#### Listed entries:
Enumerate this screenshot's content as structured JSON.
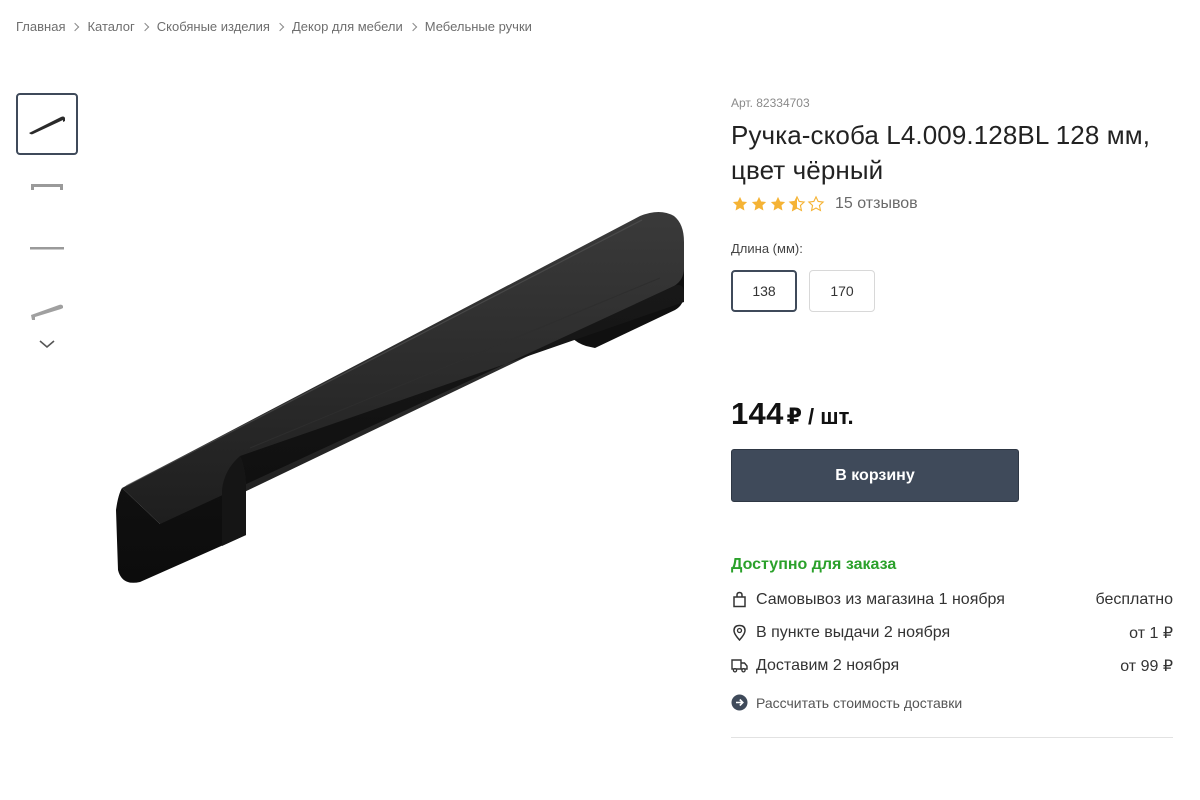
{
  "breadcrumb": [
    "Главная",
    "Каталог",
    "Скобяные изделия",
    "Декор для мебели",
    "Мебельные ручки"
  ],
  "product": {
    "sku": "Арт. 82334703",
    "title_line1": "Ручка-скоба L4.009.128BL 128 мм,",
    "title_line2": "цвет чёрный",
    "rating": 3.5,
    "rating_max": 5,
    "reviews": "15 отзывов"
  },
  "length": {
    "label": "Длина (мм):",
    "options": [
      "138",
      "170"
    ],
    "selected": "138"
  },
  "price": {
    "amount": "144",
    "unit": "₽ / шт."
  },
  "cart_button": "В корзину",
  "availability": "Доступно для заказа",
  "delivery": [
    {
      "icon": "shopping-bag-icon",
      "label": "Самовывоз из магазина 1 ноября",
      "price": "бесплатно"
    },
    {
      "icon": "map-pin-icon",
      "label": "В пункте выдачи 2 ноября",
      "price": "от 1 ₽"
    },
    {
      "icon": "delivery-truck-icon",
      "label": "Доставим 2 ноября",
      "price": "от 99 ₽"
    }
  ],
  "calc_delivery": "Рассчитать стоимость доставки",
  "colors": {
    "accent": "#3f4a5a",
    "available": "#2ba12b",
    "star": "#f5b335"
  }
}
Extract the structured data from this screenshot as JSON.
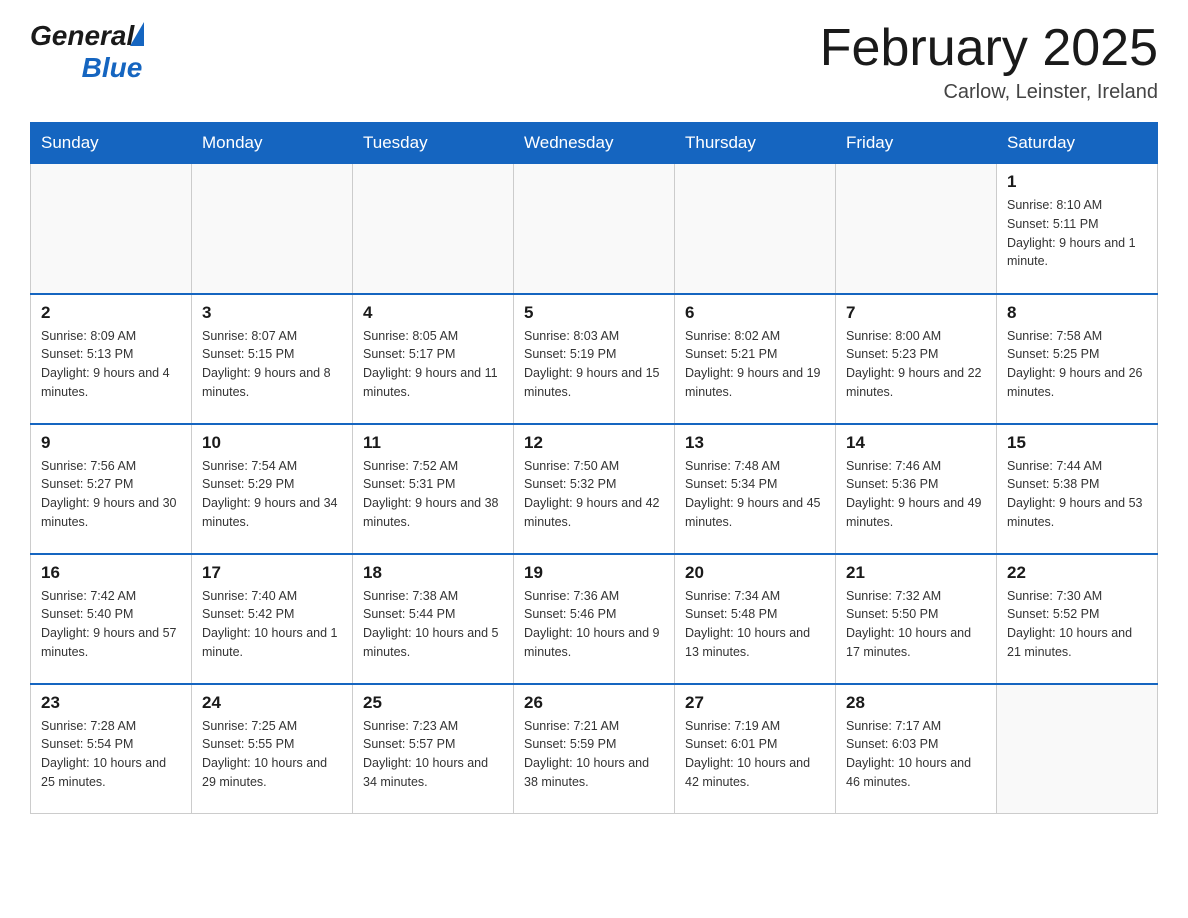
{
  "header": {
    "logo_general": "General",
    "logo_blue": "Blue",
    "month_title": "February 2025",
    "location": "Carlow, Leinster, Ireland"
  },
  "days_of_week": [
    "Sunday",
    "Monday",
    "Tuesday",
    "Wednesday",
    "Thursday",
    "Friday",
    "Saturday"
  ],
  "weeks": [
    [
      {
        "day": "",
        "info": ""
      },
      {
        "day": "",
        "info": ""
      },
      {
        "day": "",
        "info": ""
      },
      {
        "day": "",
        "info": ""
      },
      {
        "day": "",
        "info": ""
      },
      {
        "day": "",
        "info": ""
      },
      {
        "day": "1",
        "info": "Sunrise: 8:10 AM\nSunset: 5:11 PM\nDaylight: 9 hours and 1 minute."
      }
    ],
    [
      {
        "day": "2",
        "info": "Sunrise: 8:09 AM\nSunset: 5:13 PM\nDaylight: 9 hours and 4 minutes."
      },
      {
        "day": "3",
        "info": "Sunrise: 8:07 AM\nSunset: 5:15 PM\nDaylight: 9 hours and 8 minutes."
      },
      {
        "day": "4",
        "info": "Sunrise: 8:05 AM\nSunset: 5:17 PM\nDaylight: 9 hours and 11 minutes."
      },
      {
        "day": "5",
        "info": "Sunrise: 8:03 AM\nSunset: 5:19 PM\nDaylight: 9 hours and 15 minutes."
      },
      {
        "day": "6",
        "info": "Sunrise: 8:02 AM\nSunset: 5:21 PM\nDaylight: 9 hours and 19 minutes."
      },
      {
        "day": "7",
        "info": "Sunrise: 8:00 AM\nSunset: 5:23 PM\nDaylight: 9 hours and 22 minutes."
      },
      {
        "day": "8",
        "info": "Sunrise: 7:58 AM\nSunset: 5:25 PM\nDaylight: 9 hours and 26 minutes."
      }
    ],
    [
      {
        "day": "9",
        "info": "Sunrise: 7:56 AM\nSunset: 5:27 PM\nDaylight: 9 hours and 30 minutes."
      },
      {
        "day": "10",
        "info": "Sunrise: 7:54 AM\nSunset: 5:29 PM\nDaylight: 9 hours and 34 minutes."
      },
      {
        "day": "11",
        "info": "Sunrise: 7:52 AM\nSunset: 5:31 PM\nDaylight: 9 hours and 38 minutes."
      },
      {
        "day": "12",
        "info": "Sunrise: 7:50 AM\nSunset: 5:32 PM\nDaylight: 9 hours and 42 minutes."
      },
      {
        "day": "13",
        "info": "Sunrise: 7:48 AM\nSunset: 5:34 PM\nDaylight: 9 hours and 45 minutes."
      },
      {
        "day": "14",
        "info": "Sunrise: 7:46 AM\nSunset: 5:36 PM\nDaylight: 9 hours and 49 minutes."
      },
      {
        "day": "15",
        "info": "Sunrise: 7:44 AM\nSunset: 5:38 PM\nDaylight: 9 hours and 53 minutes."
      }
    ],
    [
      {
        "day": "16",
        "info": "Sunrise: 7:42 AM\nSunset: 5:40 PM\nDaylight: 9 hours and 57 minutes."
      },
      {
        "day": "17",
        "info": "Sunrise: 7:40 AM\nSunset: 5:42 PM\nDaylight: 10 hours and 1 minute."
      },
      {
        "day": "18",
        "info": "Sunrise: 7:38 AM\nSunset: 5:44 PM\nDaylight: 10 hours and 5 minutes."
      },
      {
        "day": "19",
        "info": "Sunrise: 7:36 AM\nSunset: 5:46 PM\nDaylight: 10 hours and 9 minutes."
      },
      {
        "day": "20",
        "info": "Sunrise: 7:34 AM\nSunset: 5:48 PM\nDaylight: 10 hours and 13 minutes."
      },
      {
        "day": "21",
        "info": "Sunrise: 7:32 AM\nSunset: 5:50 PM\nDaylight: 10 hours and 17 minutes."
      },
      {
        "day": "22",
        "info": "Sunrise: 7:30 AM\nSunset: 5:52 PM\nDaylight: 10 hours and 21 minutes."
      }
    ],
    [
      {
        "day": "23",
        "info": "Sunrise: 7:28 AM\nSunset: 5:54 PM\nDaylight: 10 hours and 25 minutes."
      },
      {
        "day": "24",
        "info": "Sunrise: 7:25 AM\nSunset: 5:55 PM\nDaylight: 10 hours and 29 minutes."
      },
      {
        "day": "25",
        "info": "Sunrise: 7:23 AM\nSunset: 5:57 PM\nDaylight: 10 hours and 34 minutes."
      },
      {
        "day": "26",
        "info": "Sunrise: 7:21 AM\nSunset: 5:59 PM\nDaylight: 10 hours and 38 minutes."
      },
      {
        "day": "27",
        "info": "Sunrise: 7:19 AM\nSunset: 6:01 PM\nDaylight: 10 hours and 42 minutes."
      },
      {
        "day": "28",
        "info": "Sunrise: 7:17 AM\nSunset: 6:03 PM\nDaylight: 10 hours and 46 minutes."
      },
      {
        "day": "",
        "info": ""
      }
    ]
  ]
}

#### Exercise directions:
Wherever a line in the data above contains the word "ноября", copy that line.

#### Exercise solution:
      "label": "Самовывоз из магазина 1 ноября",
      "label": "В пункте выдачи 2 ноября",
      "label": "Доставим 2 ноября",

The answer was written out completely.